The Turnbull Government’s insolvency reforms have passed the House of Representatives with the tentative support of the Labor Opposition.
Speaking to the Bill in the Lower House, Shadow Treasurer Chris Bowen said the ALP recognised and acknowledged the “intent of this legislation to ensure that directors who honestly and diligently seek to turn around a business are not penalised from doing so.” He went on say, “when a struggling business is successfully turned around, it is good for everyone, especially employees and creditors.”
However, the Opposition flagged that it would refer the legislation to a Senate inquiry due to some concerns including those raised by the Australian Shareholders’ Association, and a desire to explore the differences between the Productivity Commission-recommended model and the one that the government has proposed following extensive consultation.
Mr Bowen also thanked the AICD for briefing himself and various colleagues on the content of the Bill, the need for a safe harbour for directors and the protections contained in the bill for employees and creditors.
AICD will be participating in the Senate Inquiry, for which submissions close on 12 July.

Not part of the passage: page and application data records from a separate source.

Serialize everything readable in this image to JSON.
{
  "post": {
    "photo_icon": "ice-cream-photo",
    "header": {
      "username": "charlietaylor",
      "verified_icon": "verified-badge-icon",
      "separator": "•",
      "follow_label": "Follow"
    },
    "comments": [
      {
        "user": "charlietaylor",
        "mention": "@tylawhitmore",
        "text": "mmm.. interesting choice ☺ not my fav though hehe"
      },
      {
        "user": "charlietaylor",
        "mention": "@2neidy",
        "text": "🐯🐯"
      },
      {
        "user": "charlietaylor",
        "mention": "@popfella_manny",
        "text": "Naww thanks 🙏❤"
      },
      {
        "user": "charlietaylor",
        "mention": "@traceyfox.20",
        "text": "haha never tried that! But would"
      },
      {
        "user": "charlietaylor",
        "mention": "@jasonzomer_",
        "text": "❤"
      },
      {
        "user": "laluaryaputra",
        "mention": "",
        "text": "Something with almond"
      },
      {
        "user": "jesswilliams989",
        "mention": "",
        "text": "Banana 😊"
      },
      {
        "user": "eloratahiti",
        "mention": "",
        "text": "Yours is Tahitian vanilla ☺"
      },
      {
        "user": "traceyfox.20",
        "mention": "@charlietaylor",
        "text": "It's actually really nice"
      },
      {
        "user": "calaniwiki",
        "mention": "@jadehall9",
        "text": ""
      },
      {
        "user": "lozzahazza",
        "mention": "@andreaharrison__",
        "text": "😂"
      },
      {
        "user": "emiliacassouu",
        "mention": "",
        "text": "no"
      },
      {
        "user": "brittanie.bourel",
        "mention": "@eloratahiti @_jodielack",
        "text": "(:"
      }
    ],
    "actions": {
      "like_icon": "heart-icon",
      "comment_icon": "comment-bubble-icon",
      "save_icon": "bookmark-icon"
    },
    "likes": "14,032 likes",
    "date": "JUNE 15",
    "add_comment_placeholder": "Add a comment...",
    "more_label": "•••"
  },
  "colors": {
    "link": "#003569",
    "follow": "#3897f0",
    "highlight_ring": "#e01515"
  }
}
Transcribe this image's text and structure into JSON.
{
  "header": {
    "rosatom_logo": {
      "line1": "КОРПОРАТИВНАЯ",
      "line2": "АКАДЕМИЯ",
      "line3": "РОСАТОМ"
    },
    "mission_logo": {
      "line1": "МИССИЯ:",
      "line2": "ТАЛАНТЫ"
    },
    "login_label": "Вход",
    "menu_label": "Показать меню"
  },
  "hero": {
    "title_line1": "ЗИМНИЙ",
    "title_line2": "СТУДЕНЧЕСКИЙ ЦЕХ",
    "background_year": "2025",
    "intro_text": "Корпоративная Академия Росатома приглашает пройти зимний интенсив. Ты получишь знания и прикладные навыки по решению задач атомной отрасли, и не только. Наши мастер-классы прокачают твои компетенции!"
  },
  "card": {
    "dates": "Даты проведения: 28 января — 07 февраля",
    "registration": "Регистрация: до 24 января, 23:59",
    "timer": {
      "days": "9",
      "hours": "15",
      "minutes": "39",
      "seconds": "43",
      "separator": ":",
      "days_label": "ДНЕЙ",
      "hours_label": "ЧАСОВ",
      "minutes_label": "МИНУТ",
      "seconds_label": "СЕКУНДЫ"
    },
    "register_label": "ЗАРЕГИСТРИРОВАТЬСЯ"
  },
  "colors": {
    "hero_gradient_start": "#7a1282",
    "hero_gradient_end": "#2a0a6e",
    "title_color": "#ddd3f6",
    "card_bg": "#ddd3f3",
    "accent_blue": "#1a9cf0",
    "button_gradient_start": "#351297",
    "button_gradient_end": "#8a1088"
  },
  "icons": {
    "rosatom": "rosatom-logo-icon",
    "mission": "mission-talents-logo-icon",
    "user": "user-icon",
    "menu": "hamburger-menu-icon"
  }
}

Members with an interest in the reforms, and those with personal experience of the need for reform have been encouraged to participate in the inquiry or get in contact with the AICD’s Advocacy team via Matt McGirr: email@example.com.
Once the Senate Inquiry concludes – the Bill will be put to the Senate for a vote. We expect this to take place in August or early September. The AICD will keep members informed as the legislation progresses.
AICD Policy Adviser, Matthew McGirr, explains what safe harbour reform entails and what it would mean for companies.